CARES Act Passes Congress

The FEHBlog just watched on C-SPAN the House of Representatives join the Senate in adopting the CARES Act (H.R. 748) so the $2 trillion COVID-19 emergency relief bill heads to the President for his expected signature later today.

Thursday Miscellany

The Centers for Medicare Services plans to start a new pilot program known as ET3 that allows certain ambulance companies to take traditional Medicare patients who call 911 to less acuity health care facilities than the usual hospital emergency room.

Under the ET3 Model, Medicare will pay participating ambulance suppliers and providers to: 

Transport a beneficiary to an alternative destination (such as a primary care doctor’s office or an urgent care clinic), or

Initiate and facilitate treatment in place by a qualified health care practitioner, either in-person on the scene or via telehealth. 

Upon arriving on the scene of a 911 call, participating ambulance suppliers and providers may triage Medicare beneficiaries to one of these Model’s interventions. 

The ET3 program will begin later this year for a two year period.

One of OPM’s heaviest weighted HEDIS measures turns on whether a pregnant woman visits her obstetrician in the first trimester of her pregnancy. Interestingly, Health Affairs Blog explains that

Prenatal care has been largely left out of the growing national conversation about the rise in maternal morbidity and mortality and the stark racial disparities in maternal health outcomes. This notable absence may be a consequence of how little is understood about the content and quality of prenatal care services and their relationship to maternal and infant health. Increased understanding of what happens during labor, delivery, and the postpartum period is essential to improving outcomes: the Centers for Disease Control and Prevention (CDC) estimates that roughly two-thirds of maternal deaths occur during childbirth and the first year thereafter. The remaining third of deaths occur during pregnancy. Prenatal care—spanning most of a year and consuming substantial time and resources from patients and providers alike—may represent an important opportunity to prevent these deaths, as well as to identify and mitigate risks of subsequent mortality or morbidity. 

There are three primary impediments to rigorous research in this area:

Reliance on blunt quality metrics that do not reflect important dimensions of care;

Limited access to data on what occurs during prenatal care; and
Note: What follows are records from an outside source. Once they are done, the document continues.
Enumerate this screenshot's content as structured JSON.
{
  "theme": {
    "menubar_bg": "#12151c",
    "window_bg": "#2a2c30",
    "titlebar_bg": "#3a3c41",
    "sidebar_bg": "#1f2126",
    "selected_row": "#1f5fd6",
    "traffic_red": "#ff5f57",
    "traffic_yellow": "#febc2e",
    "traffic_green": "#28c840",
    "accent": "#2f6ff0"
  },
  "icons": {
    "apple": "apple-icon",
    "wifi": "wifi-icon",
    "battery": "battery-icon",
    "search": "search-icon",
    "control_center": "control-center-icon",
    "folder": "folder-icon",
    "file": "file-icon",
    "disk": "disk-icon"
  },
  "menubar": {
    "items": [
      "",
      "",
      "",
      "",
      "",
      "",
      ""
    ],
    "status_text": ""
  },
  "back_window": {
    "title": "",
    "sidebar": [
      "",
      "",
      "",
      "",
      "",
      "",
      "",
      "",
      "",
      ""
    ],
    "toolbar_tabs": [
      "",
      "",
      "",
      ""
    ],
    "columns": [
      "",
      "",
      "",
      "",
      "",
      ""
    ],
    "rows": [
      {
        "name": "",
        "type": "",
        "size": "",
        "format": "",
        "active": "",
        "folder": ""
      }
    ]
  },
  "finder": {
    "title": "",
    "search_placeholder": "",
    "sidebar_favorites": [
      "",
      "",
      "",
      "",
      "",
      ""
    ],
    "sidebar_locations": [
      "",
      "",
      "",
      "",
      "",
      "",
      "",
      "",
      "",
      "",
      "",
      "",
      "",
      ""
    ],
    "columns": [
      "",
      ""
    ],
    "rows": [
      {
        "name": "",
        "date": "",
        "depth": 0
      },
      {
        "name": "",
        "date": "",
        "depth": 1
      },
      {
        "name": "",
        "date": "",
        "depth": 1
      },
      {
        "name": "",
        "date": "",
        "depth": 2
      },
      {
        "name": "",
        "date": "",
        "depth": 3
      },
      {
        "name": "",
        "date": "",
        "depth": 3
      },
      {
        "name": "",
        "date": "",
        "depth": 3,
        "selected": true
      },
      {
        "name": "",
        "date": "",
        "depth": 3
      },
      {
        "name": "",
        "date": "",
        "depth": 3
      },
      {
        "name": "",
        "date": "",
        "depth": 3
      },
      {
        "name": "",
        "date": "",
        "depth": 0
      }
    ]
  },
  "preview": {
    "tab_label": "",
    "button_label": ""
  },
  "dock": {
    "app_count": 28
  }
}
Empirical challenges to evaluating the impact of prenatal care on maternal and infant outcomes.

In other words, it’s complicated.

Fierce Healthcare reports on a survey about the extent to which patients lie to their physician and offers tips to doctors on how to encourage their patients to be truthful. If patients lie to their doctors, then members may well lie to their health plan too so the tips in the article should be generally helpful.

CARES Act Update

The Hill reports that “[House of Representatives] Speaker Nancy Pelosi (D-Calif.) said Thursday that the House will move quickly on Friday to approve the Senate’s massive, $2 trillion coronavirus relief package [the CARES Act, H.R. 748] through the lower chamber and on to President Trump, who has vowed to sign it immediately.” NPR has provided a link to the text of the bill that the Senate passed unanimously at 11:17 pm last night.

Our firm is closely monitoring the impacts of COVID-19. Effective 3/16/20, Ermer & Suter has implemented telework for all of our staff to encourage social distancing and help contain the virus. We remain fully operational and are readily available from our telework locations with no change in telephone numbers or email addresses.